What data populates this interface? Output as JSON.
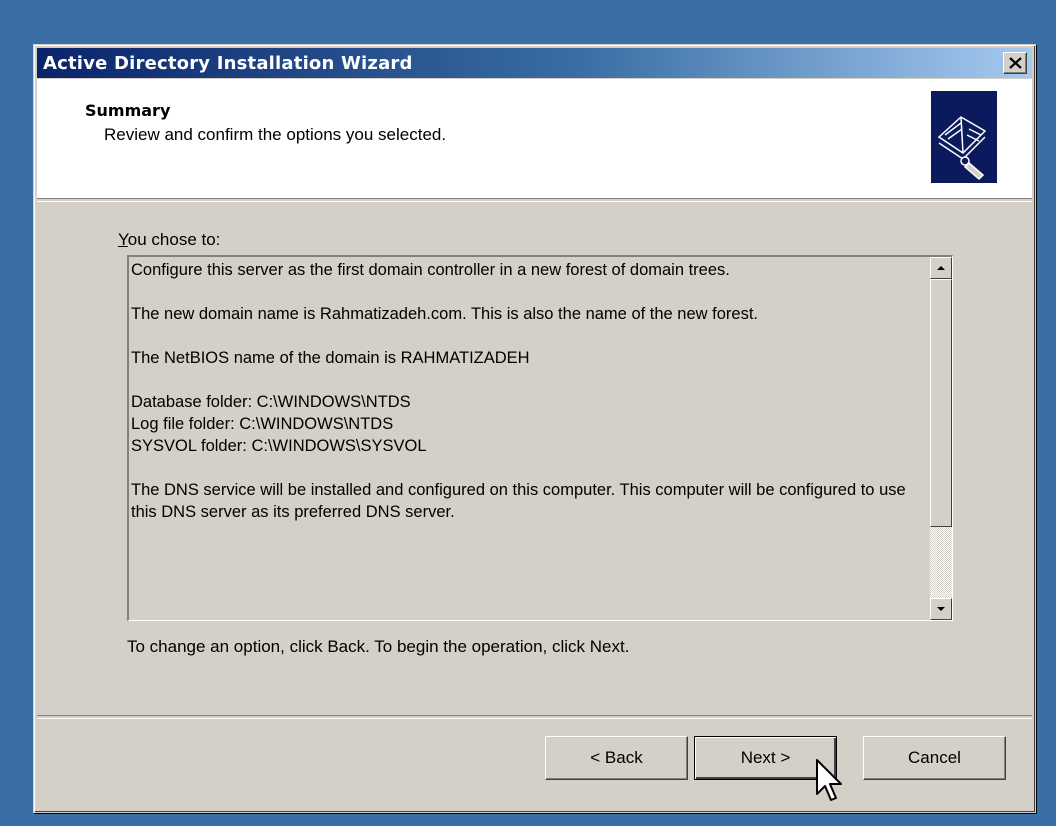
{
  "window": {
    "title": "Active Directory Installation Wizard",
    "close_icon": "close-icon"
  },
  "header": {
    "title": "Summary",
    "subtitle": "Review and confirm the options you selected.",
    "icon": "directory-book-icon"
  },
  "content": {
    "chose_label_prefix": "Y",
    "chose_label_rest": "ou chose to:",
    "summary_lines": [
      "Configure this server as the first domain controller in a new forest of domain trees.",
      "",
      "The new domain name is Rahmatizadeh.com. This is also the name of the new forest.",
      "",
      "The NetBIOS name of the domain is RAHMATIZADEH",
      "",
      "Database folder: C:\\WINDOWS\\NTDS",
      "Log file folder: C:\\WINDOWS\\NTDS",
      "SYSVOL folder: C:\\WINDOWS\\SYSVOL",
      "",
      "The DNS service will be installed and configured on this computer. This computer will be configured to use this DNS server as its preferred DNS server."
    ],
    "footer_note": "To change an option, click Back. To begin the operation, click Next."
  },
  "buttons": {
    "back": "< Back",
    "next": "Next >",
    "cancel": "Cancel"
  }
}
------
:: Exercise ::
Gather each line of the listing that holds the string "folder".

:: Answer box ::
      "Database folder: C:\\WINDOWS\\NTDS",
      "Log file folder: C:\\WINDOWS\\NTDS",
      "SYSVOL folder: C:\\WINDOWS\\SYSVOL",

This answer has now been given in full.